He lived most of his life under the Sultanate of Rum, where he produced his works and died in 1273 AD. He was buried in Konya and his shrine became a place of pilgrimage. Following his death, his followers and his son Sultan Walad founded the Mevlevi Order, also known as the Order of the Whirling Dervishes, famous for its Sufi dance known as the Sama ceremony.
Rumi's works are written in the New Persian language. A Persian literary renaissance (in the 8th/9th century) started in regions of Sistan, Khorāsān and Transoxiana and by the 10th/11th century, it reinforced the Persian language as the preferred literary and cultural language in the Persian Islamic world. Rumi's importance is considered to transcend national and ethnic borders. His original works are widely read in their original language across the Persian-speaking world. Translations of his works are very popular in other countries. His poetry has influenced Persian literature as well as Urdu, Punjabi and other Pakistani languages written in Perso/Arabic script e.g. Pashto and Sindhi. His poems have been widely translated into many of the world's languages and transposed into various formats. In 2007, he was described as the "most popular poet in America."

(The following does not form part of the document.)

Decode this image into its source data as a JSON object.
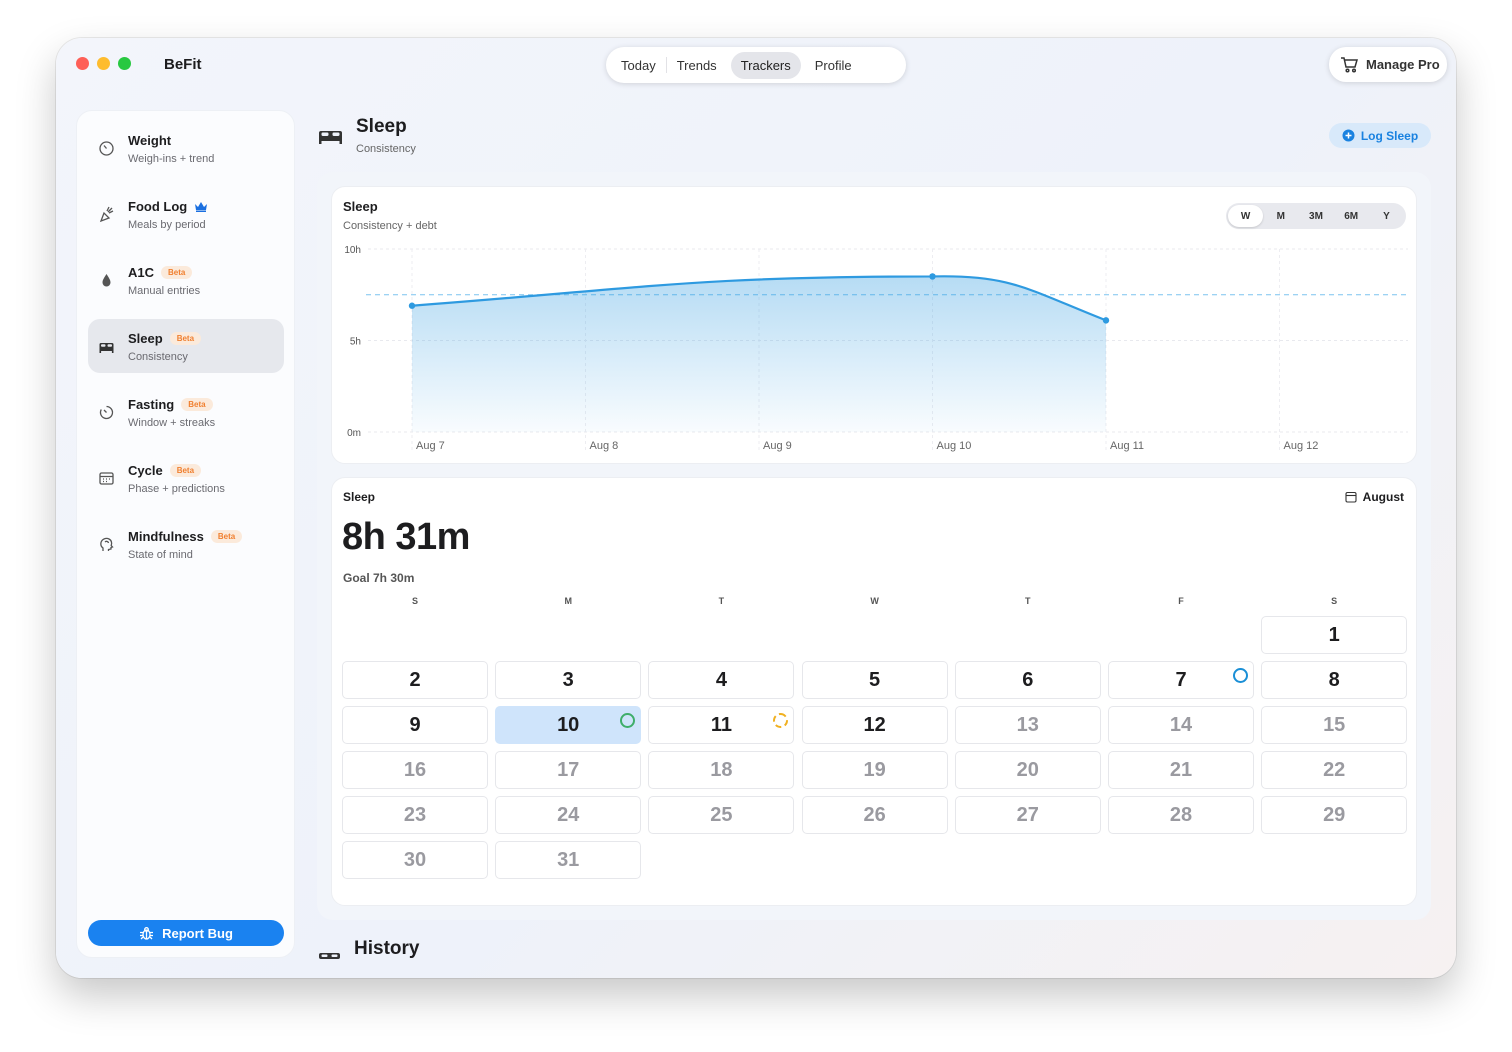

RANDOM ACT OF KINDNESS
Hug a Tree today
(Hindi:महाशिवरात्रि, Kannada:ಮಹಾ ಶಿವರಾತ್ರಿ, Tamil:மகா சிவராத்திரி, Telugu:మహాశివరాత్రి, Malayalam: മഹാശിവരാത്രി),is a Hindu festival celebrated every year in reverence of Lord Shiva. Alternate common names/spellings include Maha Sivaratri, Shivaratri, Sivarathri, and Shivaratri. Shivaratri literally means the great night of Shiva or the night of Shiva. It is celebrated every year on the 13th night/14th day of the Maagha or Phalguna month of the Hindu calendar. Since many different calendars are followed by various ethno-linguistic groups of India, the month and the Tithi name are not uniform all over India. Celebrated in the dark fortnight or Krishna Paksha(waning moon) of the month of Maagha according to the Shalivahana or Gujarati Vikrama or Phalguna according to the Vikrama era. The festival is principally celebrated by offerings of Bael or Bilva/Vilvam leaves to Lord Shiva, all day fasting and an all night long vigil. In accordance with scriptural and discipleship traditions, penances are performed in order to gain boons in the practice of Yoga and meditation, in order to reach life's summum bonum steadily and swiftly. A week long International Mandi Shivratri Fair held at Mandi in the Indian state of Himachal Pradesh every year is one of the major tourist attractions in the state.